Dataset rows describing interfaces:

++++

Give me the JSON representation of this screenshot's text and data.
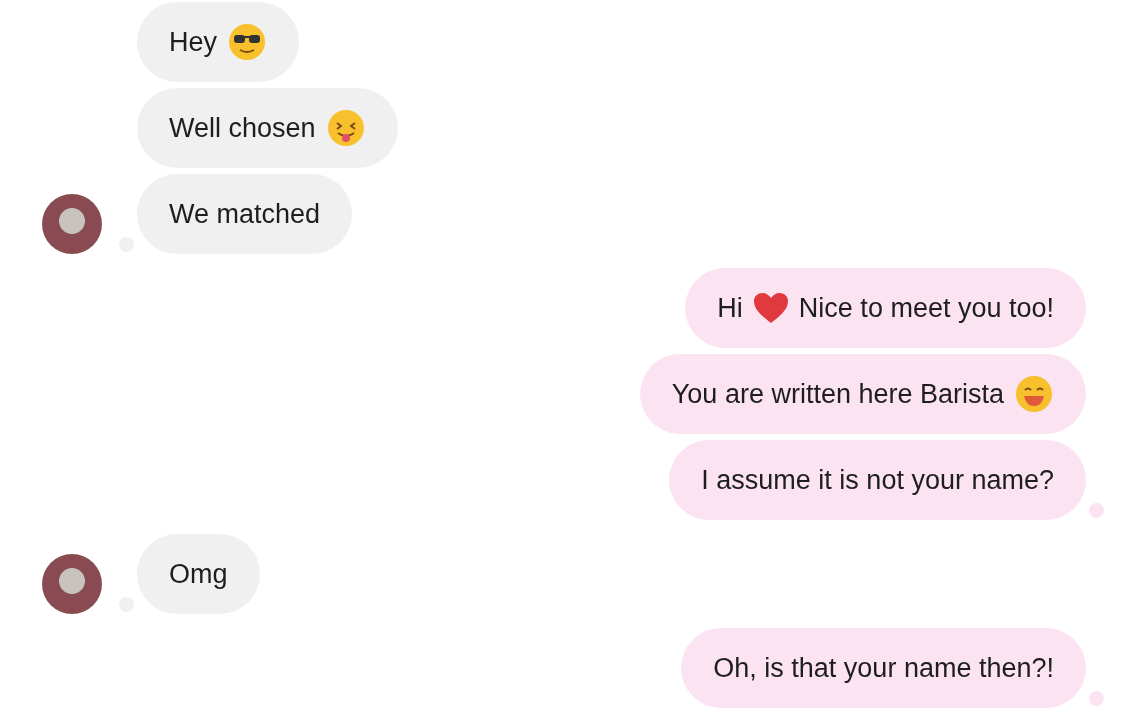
{
  "groups": [
    {
      "kind": "incoming",
      "messages": [
        {
          "parts": [
            {
              "kind": "text",
              "text": "Hey"
            },
            {
              "kind": "sunglasses"
            }
          ]
        },
        {
          "parts": [
            {
              "kind": "text",
              "text": "Well chosen"
            },
            {
              "kind": "tongue"
            }
          ]
        },
        {
          "parts": [
            {
              "kind": "text",
              "text": "We matched"
            }
          ]
        }
      ]
    },
    {
      "kind": "outgoing",
      "messages": [
        {
          "parts": [
            {
              "kind": "text",
              "text": "Hi"
            },
            {
              "kind": "heart"
            },
            {
              "kind": "text",
              "text": "Nice to meet you too!"
            }
          ]
        },
        {
          "parts": [
            {
              "kind": "text",
              "text": "You are written here Barista"
            },
            {
              "kind": "grin"
            }
          ]
        },
        {
          "parts": [
            {
              "kind": "text",
              "text": "I assume it is not your name?"
            }
          ]
        }
      ]
    },
    {
      "kind": "incoming",
      "messages": [
        {
          "parts": [
            {
              "kind": "text",
              "text": "Omg"
            }
          ]
        }
      ]
    },
    {
      "kind": "outgoing",
      "messages": [
        {
          "parts": [
            {
              "kind": "text",
              "text": "Oh, is that your name then?!"
            }
          ]
        }
      ]
    }
  ]
}
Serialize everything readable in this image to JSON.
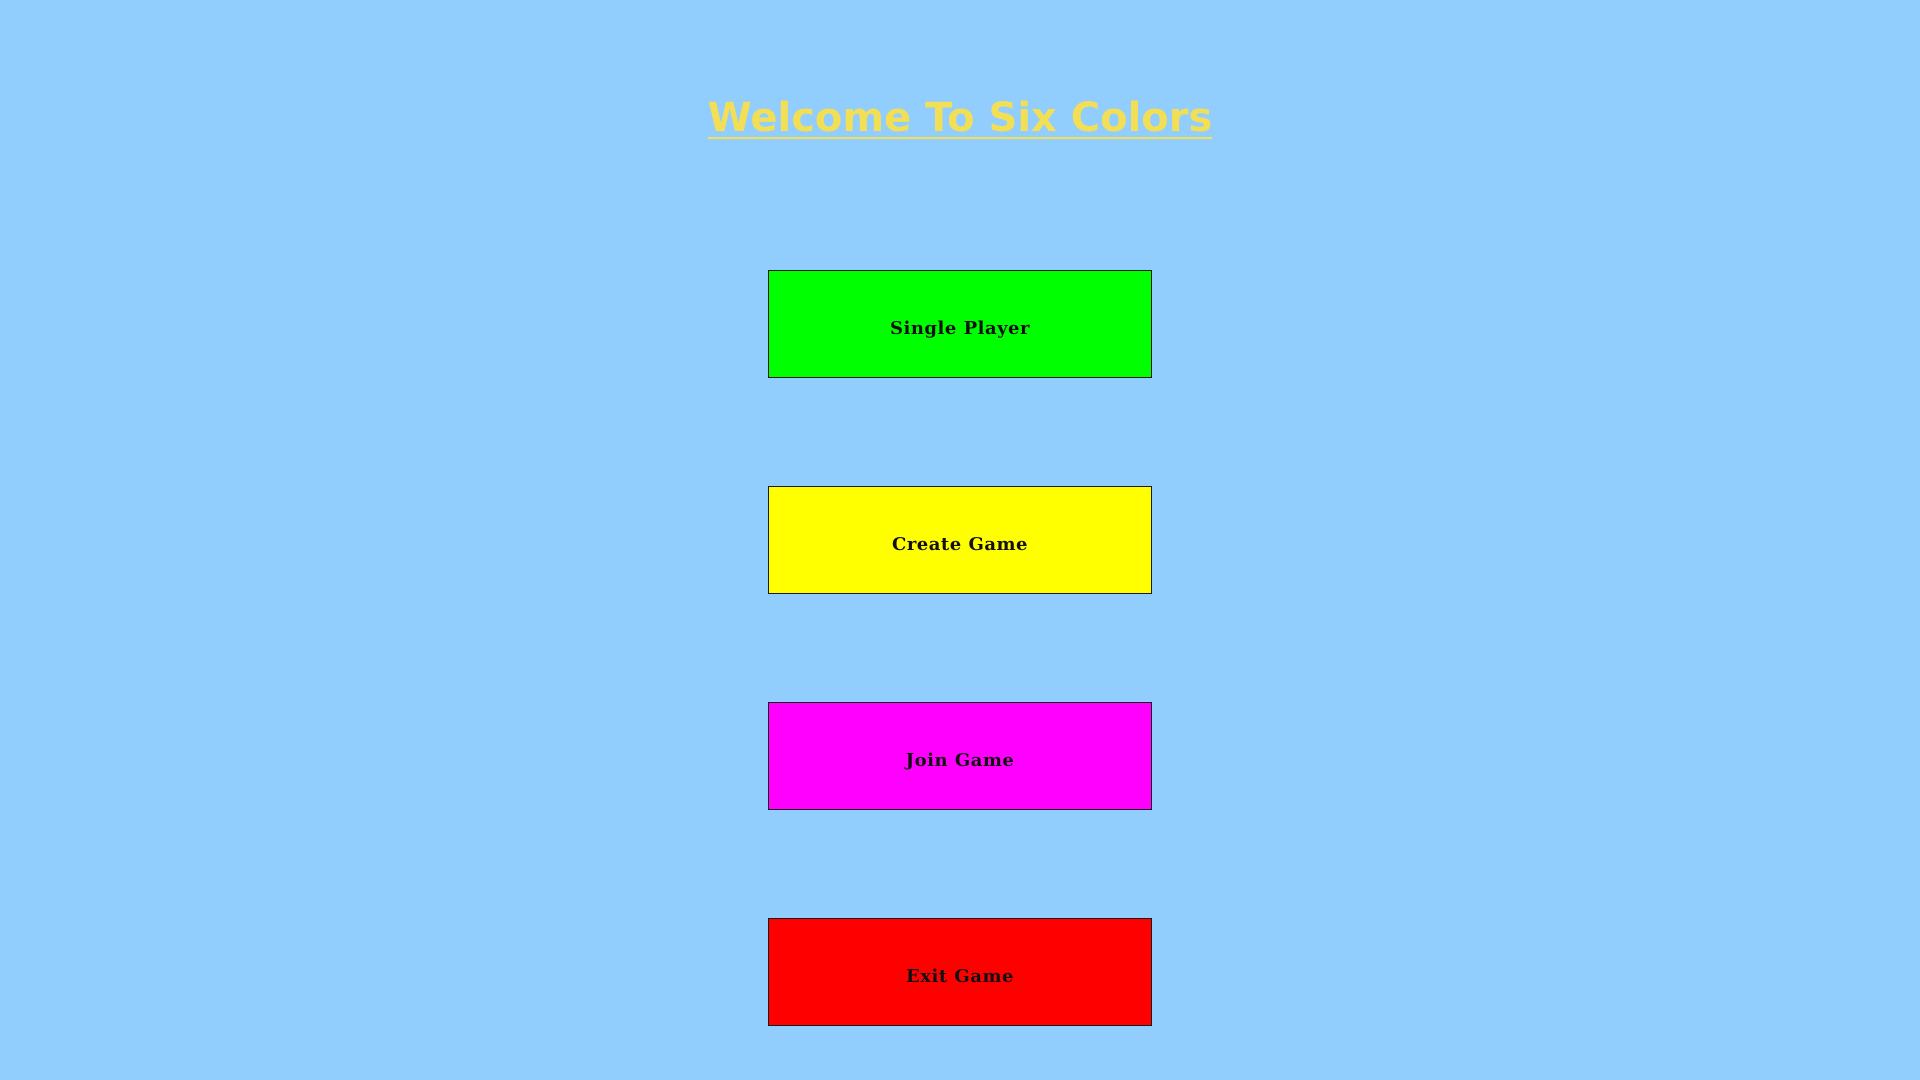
{
  "title": "Welcome To Six Colors",
  "colors": {
    "background": "#91cdfd",
    "title": "#f2df55"
  },
  "menu": {
    "single_player": {
      "label": "Single Player",
      "color": "#00ff00"
    },
    "create_game": {
      "label": "Create Game",
      "color": "#ffff00"
    },
    "join_game": {
      "label": "Join Game",
      "color": "#ff00ff"
    },
    "exit_game": {
      "label": "Exit Game",
      "color": "#ff0000"
    }
  }
}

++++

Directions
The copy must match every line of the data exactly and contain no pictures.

Result for this exercise
Give me the JSON representation of this screenshot's text and data.
{
  "groups": [
    {
      "kind": "incoming",
      "messages": [
        {
          "parts": [
            {
              "kind": "text",
              "text": "Hey"
            },
            {
              "kind": "sunglasses"
            }
          ]
        },
        {
          "parts": [
            {
              "kind": "text",
              "text": "Well chosen"
            },
            {
              "kind": "tongue"
            }
          ]
        },
        {
          "parts": [
            {
              "kind": "text",
              "text": "We matched"
            }
          ]
        }
      ]
    },
    {
      "kind": "outgoing",
      "messages": [
        {
          "parts": [
            {
              "kind": "text",
              "text": "Hi"
            },
            {
              "kind": "heart"
            },
            {
              "kind": "text",
              "text": "Nice to meet you too!"
            }
          ]
        },
        {
          "parts": [
            {
              "kind": "text",
              "text": "You are written here Barista"
            },
            {
              "kind": "grin"
            }
          ]
        },
        {
          "parts": [
            {
              "kind": "text",
              "text": "I assume it is not your name?"
            }
          ]
        }
      ]
    },
    {
      "kind": "incoming",
      "messages": [
        {
          "parts": [
            {
              "kind": "text",
              "text": "Omg"
            }
          ]
        }
      ]
    },
    {
      "kind": "outgoing",
      "messages": [
        {
          "parts": [
            {
              "kind": "text",
              "text": "Oh, is that your name then?!"
            }
          ]
        }
      ]
    }
  ]
}
Serialize everything readable in this image to JSON.
{
  "title": "Welcome To Six Colors",
  "colors": {
    "background": "#91cdfd",
    "title": "#f2df55"
  },
  "menu": {
    "single_player": {
      "label": "Single Player",
      "color": "#00ff00"
    },
    "create_game": {
      "label": "Create Game",
      "color": "#ffff00"
    },
    "join_game": {
      "label": "Join Game",
      "color": "#ff00ff"
    },
    "exit_game": {
      "label": "Exit Game",
      "color": "#ff0000"
    }
  }
}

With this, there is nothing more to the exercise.